BEGIN RECORDS FOR THE TASK
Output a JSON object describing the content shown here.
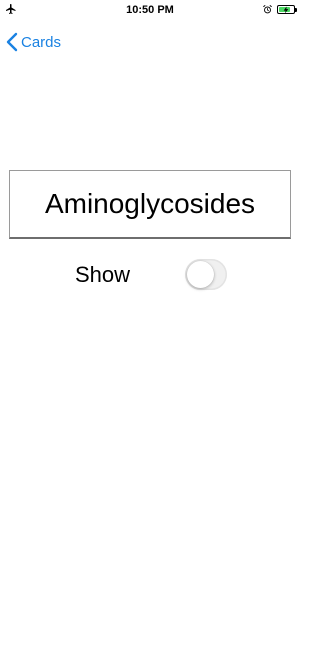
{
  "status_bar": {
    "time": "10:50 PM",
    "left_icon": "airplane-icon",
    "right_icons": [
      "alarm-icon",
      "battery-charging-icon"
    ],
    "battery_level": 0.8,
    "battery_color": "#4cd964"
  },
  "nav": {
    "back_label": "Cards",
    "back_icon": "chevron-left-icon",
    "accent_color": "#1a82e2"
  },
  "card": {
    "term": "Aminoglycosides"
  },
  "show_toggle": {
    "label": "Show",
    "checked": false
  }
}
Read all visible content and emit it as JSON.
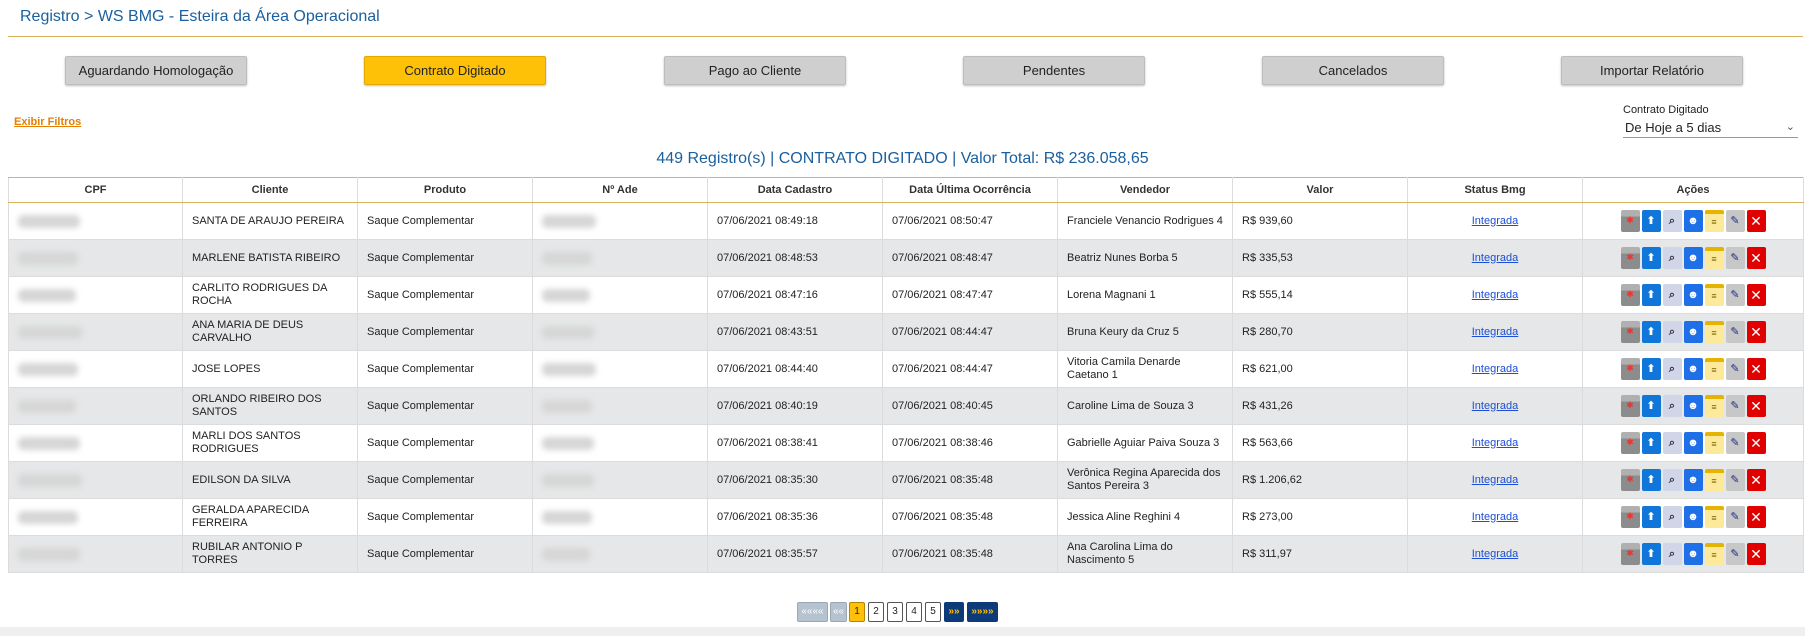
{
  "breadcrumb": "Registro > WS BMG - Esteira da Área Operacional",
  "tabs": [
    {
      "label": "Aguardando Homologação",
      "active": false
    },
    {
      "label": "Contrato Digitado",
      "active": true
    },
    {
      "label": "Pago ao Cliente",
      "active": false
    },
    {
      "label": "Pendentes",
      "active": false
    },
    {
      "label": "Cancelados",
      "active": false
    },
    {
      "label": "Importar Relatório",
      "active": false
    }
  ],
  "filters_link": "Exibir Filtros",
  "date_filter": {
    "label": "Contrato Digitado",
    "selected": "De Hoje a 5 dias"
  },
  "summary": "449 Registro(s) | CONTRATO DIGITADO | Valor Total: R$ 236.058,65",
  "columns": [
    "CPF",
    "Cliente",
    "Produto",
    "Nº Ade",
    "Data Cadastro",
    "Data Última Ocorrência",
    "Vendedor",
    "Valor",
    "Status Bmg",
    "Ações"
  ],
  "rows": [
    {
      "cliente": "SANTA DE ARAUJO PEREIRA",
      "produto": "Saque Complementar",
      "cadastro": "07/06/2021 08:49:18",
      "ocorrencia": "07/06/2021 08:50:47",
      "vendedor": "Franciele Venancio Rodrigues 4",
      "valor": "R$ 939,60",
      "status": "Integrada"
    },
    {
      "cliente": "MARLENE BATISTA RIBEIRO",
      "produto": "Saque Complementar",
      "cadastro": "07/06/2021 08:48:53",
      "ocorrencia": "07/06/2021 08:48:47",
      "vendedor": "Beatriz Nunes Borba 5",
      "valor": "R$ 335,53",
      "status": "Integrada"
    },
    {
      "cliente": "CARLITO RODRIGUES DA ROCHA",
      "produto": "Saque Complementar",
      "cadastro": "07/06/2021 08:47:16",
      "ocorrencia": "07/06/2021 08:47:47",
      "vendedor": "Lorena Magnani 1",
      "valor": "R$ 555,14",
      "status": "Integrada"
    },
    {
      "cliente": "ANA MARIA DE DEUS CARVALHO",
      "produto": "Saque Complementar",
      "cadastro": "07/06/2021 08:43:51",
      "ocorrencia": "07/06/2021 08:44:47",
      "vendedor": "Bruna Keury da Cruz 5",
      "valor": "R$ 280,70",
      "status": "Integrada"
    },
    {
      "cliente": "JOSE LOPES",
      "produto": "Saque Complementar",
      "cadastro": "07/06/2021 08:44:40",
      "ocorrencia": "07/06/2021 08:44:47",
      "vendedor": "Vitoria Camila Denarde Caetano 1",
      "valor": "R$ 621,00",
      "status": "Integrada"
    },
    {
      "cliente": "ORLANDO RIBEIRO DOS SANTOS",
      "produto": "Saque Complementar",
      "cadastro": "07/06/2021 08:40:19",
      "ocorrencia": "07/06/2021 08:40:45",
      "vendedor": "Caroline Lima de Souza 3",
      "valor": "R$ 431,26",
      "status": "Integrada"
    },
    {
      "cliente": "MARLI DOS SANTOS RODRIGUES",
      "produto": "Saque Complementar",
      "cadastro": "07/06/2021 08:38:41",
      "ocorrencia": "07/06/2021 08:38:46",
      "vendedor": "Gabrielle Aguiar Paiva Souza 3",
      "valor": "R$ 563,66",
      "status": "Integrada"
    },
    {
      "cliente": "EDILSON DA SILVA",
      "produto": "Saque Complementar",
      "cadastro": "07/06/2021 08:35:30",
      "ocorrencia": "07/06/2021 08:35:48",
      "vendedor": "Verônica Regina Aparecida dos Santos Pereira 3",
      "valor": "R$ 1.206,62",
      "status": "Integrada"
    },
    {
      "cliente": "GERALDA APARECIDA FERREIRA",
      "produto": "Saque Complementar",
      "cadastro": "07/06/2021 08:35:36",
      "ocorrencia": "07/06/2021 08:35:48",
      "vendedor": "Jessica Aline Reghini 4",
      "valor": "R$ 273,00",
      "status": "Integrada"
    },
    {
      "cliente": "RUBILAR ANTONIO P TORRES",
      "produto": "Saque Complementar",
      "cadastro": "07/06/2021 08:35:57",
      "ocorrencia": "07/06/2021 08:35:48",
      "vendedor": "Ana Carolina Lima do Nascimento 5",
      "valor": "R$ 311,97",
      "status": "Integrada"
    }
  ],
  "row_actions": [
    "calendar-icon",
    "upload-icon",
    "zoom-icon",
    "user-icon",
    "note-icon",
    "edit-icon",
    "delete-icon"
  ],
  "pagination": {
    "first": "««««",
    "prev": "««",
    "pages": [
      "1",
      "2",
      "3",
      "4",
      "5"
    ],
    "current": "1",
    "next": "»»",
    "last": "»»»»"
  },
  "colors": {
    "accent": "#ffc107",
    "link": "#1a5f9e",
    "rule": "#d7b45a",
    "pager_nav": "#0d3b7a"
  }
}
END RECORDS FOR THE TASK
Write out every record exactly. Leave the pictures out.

> _RESPONSE AREA_
Output a JSON object describing the content shown here.
{
  "status_bar": {
    "time": "10:50 PM",
    "left_icon": "airplane-icon",
    "right_icons": [
      "alarm-icon",
      "battery-charging-icon"
    ],
    "battery_level": 0.8,
    "battery_color": "#4cd964"
  },
  "nav": {
    "back_label": "Cards",
    "back_icon": "chevron-left-icon",
    "accent_color": "#1a82e2"
  },
  "card": {
    "term": "Aminoglycosides"
  },
  "show_toggle": {
    "label": "Show",
    "checked": false
  }
}
Read all visible content and emit it as JSON.
{
  "breadcrumb": "Registro > WS BMG - Esteira da Área Operacional",
  "tabs": [
    {
      "label": "Aguardando Homologação",
      "active": false
    },
    {
      "label": "Contrato Digitado",
      "active": true
    },
    {
      "label": "Pago ao Cliente",
      "active": false
    },
    {
      "label": "Pendentes",
      "active": false
    },
    {
      "label": "Cancelados",
      "active": false
    },
    {
      "label": "Importar Relatório",
      "active": false
    }
  ],
  "filters_link": "Exibir Filtros",
  "date_filter": {
    "label": "Contrato Digitado",
    "selected": "De Hoje a 5 dias"
  },
  "summary": "449 Registro(s) | CONTRATO DIGITADO | Valor Total: R$ 236.058,65",
  "columns": [
    "CPF",
    "Cliente",
    "Produto",
    "Nº Ade",
    "Data Cadastro",
    "Data Última Ocorrência",
    "Vendedor",
    "Valor",
    "Status Bmg",
    "Ações"
  ],
  "rows": [
    {
      "cliente": "SANTA DE ARAUJO PEREIRA",
      "produto": "Saque Complementar",
      "cadastro": "07/06/2021 08:49:18",
      "ocorrencia": "07/06/2021 08:50:47",
      "vendedor": "Franciele Venancio Rodrigues 4",
      "valor": "R$ 939,60",
      "status": "Integrada"
    },
    {
      "cliente": "MARLENE BATISTA RIBEIRO",
      "produto": "Saque Complementar",
      "cadastro": "07/06/2021 08:48:53",
      "ocorrencia": "07/06/2021 08:48:47",
      "vendedor": "Beatriz Nunes Borba 5",
      "valor": "R$ 335,53",
      "status": "Integrada"
    },
    {
      "cliente": "CARLITO RODRIGUES DA ROCHA",
      "produto": "Saque Complementar",
      "cadastro": "07/06/2021 08:47:16",
      "ocorrencia": "07/06/2021 08:47:47",
      "vendedor": "Lorena Magnani 1",
      "valor": "R$ 555,14",
      "status": "Integrada"
    },
    {
      "cliente": "ANA MARIA DE DEUS CARVALHO",
      "produto": "Saque Complementar",
      "cadastro": "07/06/2021 08:43:51",
      "ocorrencia": "07/06/2021 08:44:47",
      "vendedor": "Bruna Keury da Cruz 5",
      "valor": "R$ 280,70",
      "status": "Integrada"
    },
    {
      "cliente": "JOSE LOPES",
      "produto": "Saque Complementar",
      "cadastro": "07/06/2021 08:44:40",
      "ocorrencia": "07/06/2021 08:44:47",
      "vendedor": "Vitoria Camila Denarde Caetano 1",
      "valor": "R$ 621,00",
      "status": "Integrada"
    },
    {
      "cliente": "ORLANDO RIBEIRO DOS SANTOS",
      "produto": "Saque Complementar",
      "cadastro": "07/06/2021 08:40:19",
      "ocorrencia": "07/06/2021 08:40:45",
      "vendedor": "Caroline Lima de Souza 3",
      "valor": "R$ 431,26",
      "status": "Integrada"
    },
    {
      "cliente": "MARLI DOS SANTOS RODRIGUES",
      "produto": "Saque Complementar",
      "cadastro": "07/06/2021 08:38:41",
      "ocorrencia": "07/06/2021 08:38:46",
      "vendedor": "Gabrielle Aguiar Paiva Souza 3",
      "valor": "R$ 563,66",
      "status": "Integrada"
    },
    {
      "cliente": "EDILSON DA SILVA",
      "produto": "Saque Complementar",
      "cadastro": "07/06/2021 08:35:30",
      "ocorrencia": "07/06/2021 08:35:48",
      "vendedor": "Verônica Regina Aparecida dos Santos Pereira 3",
      "valor": "R$ 1.206,62",
      "status": "Integrada"
    },
    {
      "cliente": "GERALDA APARECIDA FERREIRA",
      "produto": "Saque Complementar",
      "cadastro": "07/06/2021 08:35:36",
      "ocorrencia": "07/06/2021 08:35:48",
      "vendedor": "Jessica Aline Reghini 4",
      "valor": "R$ 273,00",
      "status": "Integrada"
    },
    {
      "cliente": "RUBILAR ANTONIO P TORRES",
      "produto": "Saque Complementar",
      "cadastro": "07/06/2021 08:35:57",
      "ocorrencia": "07/06/2021 08:35:48",
      "vendedor": "Ana Carolina Lima do Nascimento 5",
      "valor": "R$ 311,97",
      "status": "Integrada"
    }
  ],
  "row_actions": [
    "calendar-icon",
    "upload-icon",
    "zoom-icon",
    "user-icon",
    "note-icon",
    "edit-icon",
    "delete-icon"
  ],
  "pagination": {
    "first": "««««",
    "prev": "««",
    "pages": [
      "1",
      "2",
      "3",
      "4",
      "5"
    ],
    "current": "1",
    "next": "»»",
    "last": "»»»»"
  },
  "colors": {
    "accent": "#ffc107",
    "link": "#1a5f9e",
    "rule": "#d7b45a",
    "pager_nav": "#0d3b7a"
  }
}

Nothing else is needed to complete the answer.